Plant of the Month for August, 2017

 (dik-TAM-nus  AL-bus)

General Information:

Dictamnus albus always makes a big splash in the garden when it is flowering and even when it is not flowering it is a very interesting plant with good leaf structure.  Even the star-shaped seed heads are interesting. So why is this plant not seen more in gardens? It is very slow growing and I think it costs nurseries too much to get it to a saleable size. Fashions have changed and this fantastic plant has been left behind in favor of more modern plants. That is a real shame since few garden plants will match the presence of a mature Dictamnus.

Dictamnus albus, by Robert Pavlis
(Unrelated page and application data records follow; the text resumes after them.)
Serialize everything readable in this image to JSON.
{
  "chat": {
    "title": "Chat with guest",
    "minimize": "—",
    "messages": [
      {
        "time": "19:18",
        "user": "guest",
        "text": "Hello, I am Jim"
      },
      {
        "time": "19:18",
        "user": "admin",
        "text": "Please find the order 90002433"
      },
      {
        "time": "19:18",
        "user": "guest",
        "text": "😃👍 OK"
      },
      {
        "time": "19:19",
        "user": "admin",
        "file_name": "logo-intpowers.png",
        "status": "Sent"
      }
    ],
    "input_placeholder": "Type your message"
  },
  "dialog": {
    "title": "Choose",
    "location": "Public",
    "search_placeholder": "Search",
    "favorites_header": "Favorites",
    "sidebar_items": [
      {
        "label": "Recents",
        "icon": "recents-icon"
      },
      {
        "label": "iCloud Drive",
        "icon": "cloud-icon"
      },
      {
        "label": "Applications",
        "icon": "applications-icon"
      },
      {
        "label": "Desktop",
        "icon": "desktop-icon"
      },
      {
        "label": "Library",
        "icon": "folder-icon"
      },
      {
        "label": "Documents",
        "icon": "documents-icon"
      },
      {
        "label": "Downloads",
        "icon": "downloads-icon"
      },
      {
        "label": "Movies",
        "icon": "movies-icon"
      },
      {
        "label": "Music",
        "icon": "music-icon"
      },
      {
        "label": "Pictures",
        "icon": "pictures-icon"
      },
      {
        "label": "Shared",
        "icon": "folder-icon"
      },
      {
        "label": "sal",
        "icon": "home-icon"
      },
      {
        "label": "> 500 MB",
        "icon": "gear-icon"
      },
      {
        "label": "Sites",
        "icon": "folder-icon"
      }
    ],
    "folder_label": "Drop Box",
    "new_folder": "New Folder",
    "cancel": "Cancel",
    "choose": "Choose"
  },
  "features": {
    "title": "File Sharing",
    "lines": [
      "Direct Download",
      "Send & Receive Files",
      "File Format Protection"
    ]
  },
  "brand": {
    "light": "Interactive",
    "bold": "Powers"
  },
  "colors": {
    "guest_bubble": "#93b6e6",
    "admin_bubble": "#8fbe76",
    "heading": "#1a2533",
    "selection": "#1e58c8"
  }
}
Dictamnus albus ‘Purpureus’: photo by Robert Pavlis

The most common name is gas plant, but some people also call it burning bush, dittany, and fraxinella. The name gas plant refers to the of fragrant, flammable oils produced both during flowering, and while it produces seeds. The fragrance is lemony and quite pleasant.  If you touch the plant, you will feel the oils produced. Some, consider this to be the burning bush referred to in the bible.

Is the gas plant really flammable? Have a look at this video.

https://www.youtube.com/watch?v=OH7u4xFmpP0

Before you go and touch this plant you should be aware that it causes phytophotodermatitis (ie skin reaction) for some people where exposure to sun produces blisters. I don’t have this problem and most people don't.

Dictamnus albus, by Robert Pavlis

Dictamnus albus ‘Purpureus’: photo by Robert Pavlis

The gas plant has a long, deep tap root which makes it very drought tolerant but also difficult to divide or move. It is best to leave the plant where it is, and grow a new one from seeds. But even this can be a bit tricky. When the seeds are ripe, they are shot out of the seed capsule as soon as you touch them. It is best to bag seed heads and wait until they drop into the bag.

Seedlings grow slowly, but are not difficult to raise. The plants are quite tough and should flower in 3-4 years. Once established, it will last a very long time.

Dictamnus albus, by Robert Pavlis

Dictamnus albus 'Alba': photo by Robert Pavlis

Available in three main colours, pink with stripes (D. albus ‘Purpureus’), white (D. albus ‘Alba’) and a much less common red (D. albus ‘Rubra’). I looked for a picture on the internet for rubra and could not find one. Several nurseries sell a so-called rubra, but the pictures are clearly that of Purpureaus. Does a red one really exist?

Website administrator's comment: The Royal Horticultural Society is the primary reference used by ORG&HPS for confirming the name of cultivars. RHS lists  D. albus var. albus and D. albus var. purpureus indicating they are varieties, not cultivars. In addition, they specify that D. albus 'Rubra' is a synonym for D. albus var. purpureus See RHS database

Life Cycle: perennial

Height: Plant is 60cm (2 ft) tall with the flower spike adding 30 cm (1 ft)

Bloom Time: Mid summer

Natural Range: Europe, North Africa and much of Asia

Habitat: open woodland

Synonyms:  Dictamnus fraxinella, Dictamnus caucasicus

 

Cultivation:

Light: full sun

Soil: fertile and humusy – but not fussy

Water: drought tolerant once established

USDA Hardiness Zone: 3 – 9,  prefers cool climates

Propagation: seed, division with care

Seedex availability (ORG&HPS annual Seed Exchange): usually

!

Sow immediately. The viability of these seeds is short or the species propagates best with fresh seed. Stored seed might be coaxed into germination with temperature cycling and patience.

J

Sow @4°C for 3 weeks, then place @20°C.
Robert Pavlis